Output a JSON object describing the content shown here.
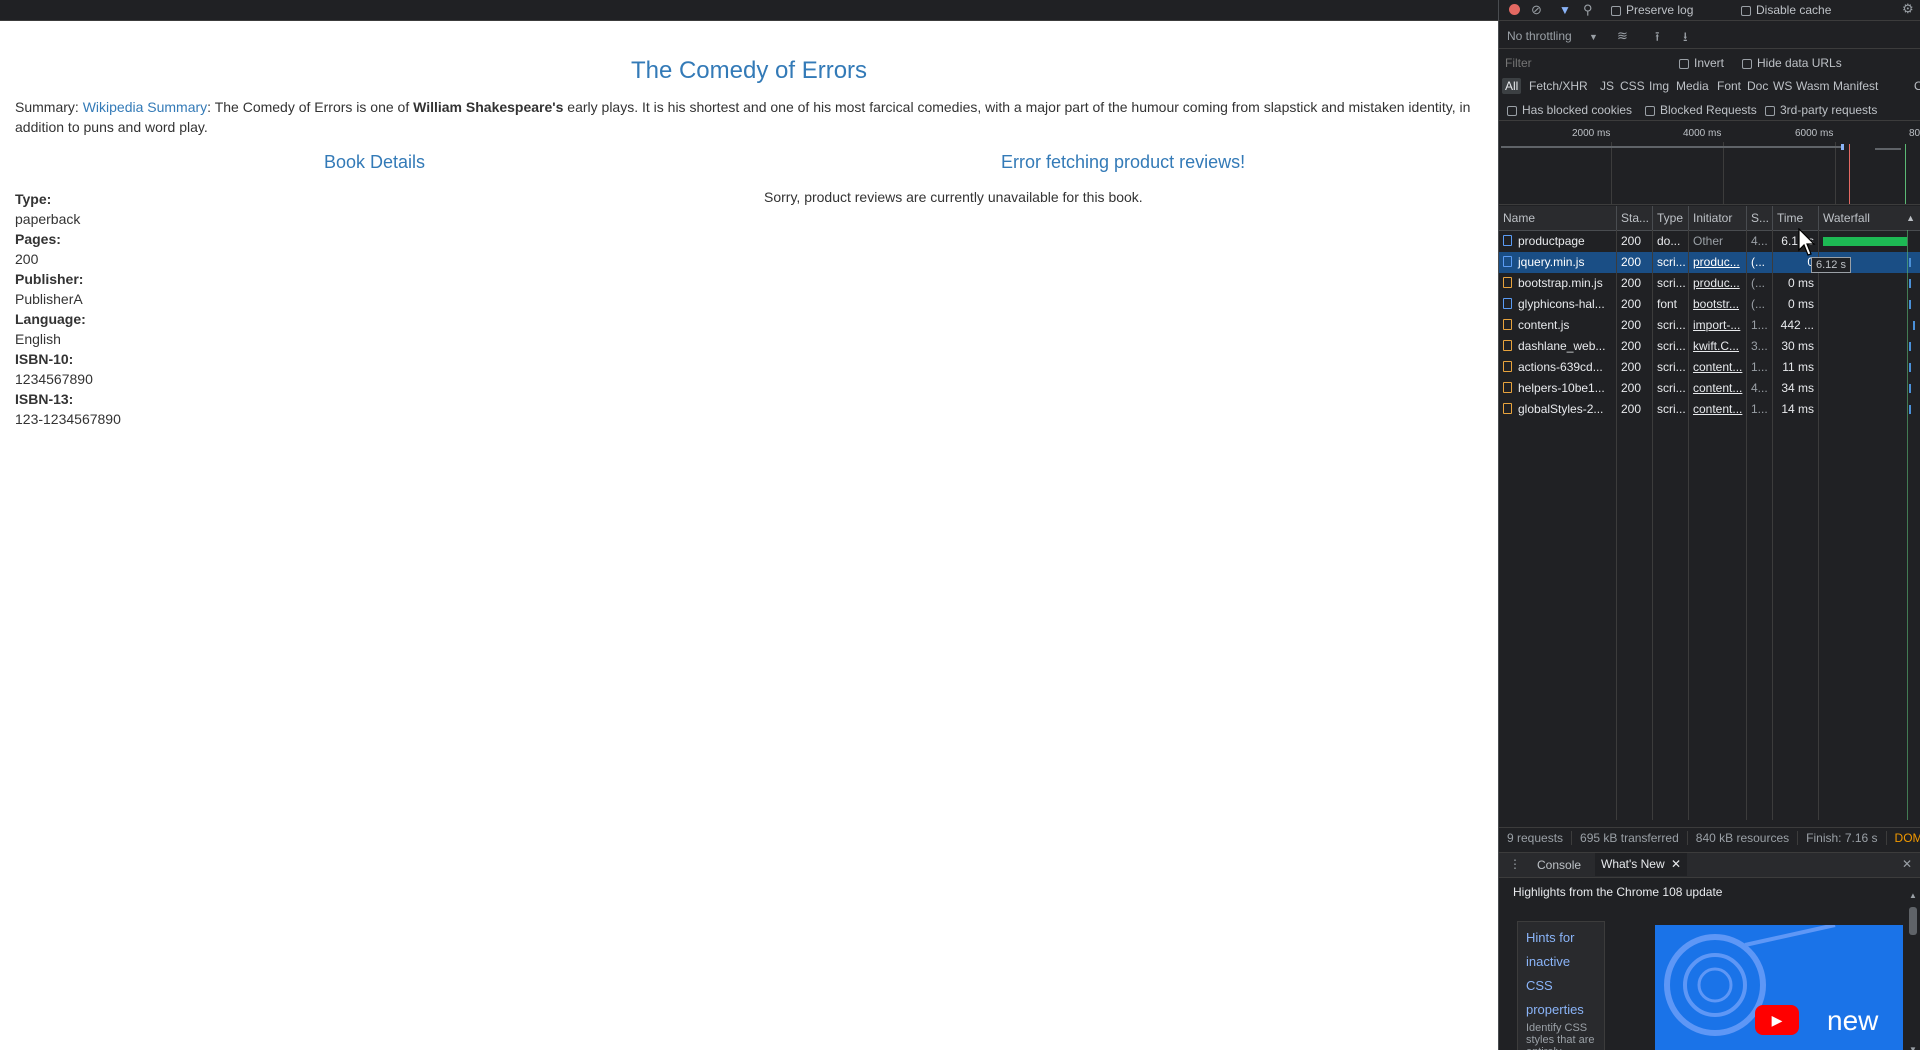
{
  "page": {
    "title": "The Comedy of Errors",
    "summary_prefix": "Summary: ",
    "summary_link": "Wikipedia Summary",
    "summary_text1": ": The Comedy of Errors is one of ",
    "summary_bold": "William Shakespeare's",
    "summary_text2": " early plays. It is his shortest and one of his most farcical comedies, with a major part of the humour coming from slapstick and mistaken identity, in addition to puns and word play.",
    "details_heading": "Book Details",
    "reviews_heading": "Error fetching product reviews!",
    "reviews_message": "Sorry, product reviews are currently unavailable for this book.",
    "details": [
      {
        "key": "Type:",
        "value": "paperback"
      },
      {
        "key": "Pages:",
        "value": "200"
      },
      {
        "key": "Publisher:",
        "value": "PublisherA"
      },
      {
        "key": "Language:",
        "value": "English"
      },
      {
        "key": "ISBN-10:",
        "value": "1234567890"
      },
      {
        "key": "ISBN-13:",
        "value": "123-1234567890"
      }
    ]
  },
  "devtools": {
    "preserve_log": "Preserve log",
    "disable_cache": "Disable cache",
    "throttling": "No throttling",
    "filter_placeholder": "Filter",
    "invert": "Invert",
    "hide_data_urls": "Hide data URLs",
    "types": [
      "All",
      "Fetch/XHR",
      "JS",
      "CSS",
      "Img",
      "Media",
      "Font",
      "Doc",
      "WS",
      "Wasm",
      "Manifest",
      "O"
    ],
    "has_blocked_cookies": "Has blocked cookies",
    "blocked_requests": "Blocked Requests",
    "third_party": "3rd-party requests",
    "ticks": [
      "2000 ms",
      "4000 ms",
      "6000 ms",
      "80"
    ],
    "columns": [
      "Name",
      "Sta...",
      "Type",
      "Initiator",
      "S...",
      "Time",
      "Waterfall"
    ],
    "rows": [
      {
        "name": "productpage",
        "status": "200",
        "type": "do...",
        "initiator": "Other",
        "size": "4...",
        "time": "6.12 s",
        "icon": "doc"
      },
      {
        "name": "jquery.min.js",
        "status": "200",
        "type": "scri...",
        "initiator": "produc...",
        "size": "(...",
        "time": "0",
        "icon": "doc"
      },
      {
        "name": "bootstrap.min.js",
        "status": "200",
        "type": "scri...",
        "initiator": "produc...",
        "size": "(...",
        "time": "0 ms",
        "icon": "js"
      },
      {
        "name": "glyphicons-hal...",
        "status": "200",
        "type": "font",
        "initiator": "bootstr...",
        "size": "(...",
        "time": "0 ms",
        "icon": "font"
      },
      {
        "name": "content.js",
        "status": "200",
        "type": "scri...",
        "initiator": "import-...",
        "size": "1...",
        "time": "442 ...",
        "icon": "js"
      },
      {
        "name": "dashlane_web...",
        "status": "200",
        "type": "scri...",
        "initiator": "kwift.C...",
        "size": "3...",
        "time": "30 ms",
        "icon": "js"
      },
      {
        "name": "actions-639cd...",
        "status": "200",
        "type": "scri...",
        "initiator": "content...",
        "size": "1...",
        "time": "11 ms",
        "icon": "js"
      },
      {
        "name": "helpers-10be1...",
        "status": "200",
        "type": "scri...",
        "initiator": "content...",
        "size": "4...",
        "time": "34 ms",
        "icon": "js"
      },
      {
        "name": "globalStyles-2...",
        "status": "200",
        "type": "scri...",
        "initiator": "content...",
        "size": "1...",
        "time": "14 ms",
        "icon": "js"
      }
    ],
    "tooltip": "6.12 s",
    "status": {
      "requests": "9 requests",
      "transferred": "695 kB transferred",
      "resources": "840 kB resources",
      "finish": "Finish: 7.16 s",
      "dom": "DOM"
    },
    "drawer_tabs": [
      "Console",
      "What's New"
    ],
    "drawer_title": "Highlights from the Chrome 108 update",
    "drawer_card_title": "Hints for inactive CSS properties",
    "drawer_card_text": "Identify CSS styles that are entirely",
    "drawer_video_text": "new",
    "accent": "#1a4e85"
  }
}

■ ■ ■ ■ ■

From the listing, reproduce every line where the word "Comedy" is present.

§ **Result for this exercise**:
    "title": "The Comedy of Errors",
    "summary_text1": ": The Comedy of Errors is one of ",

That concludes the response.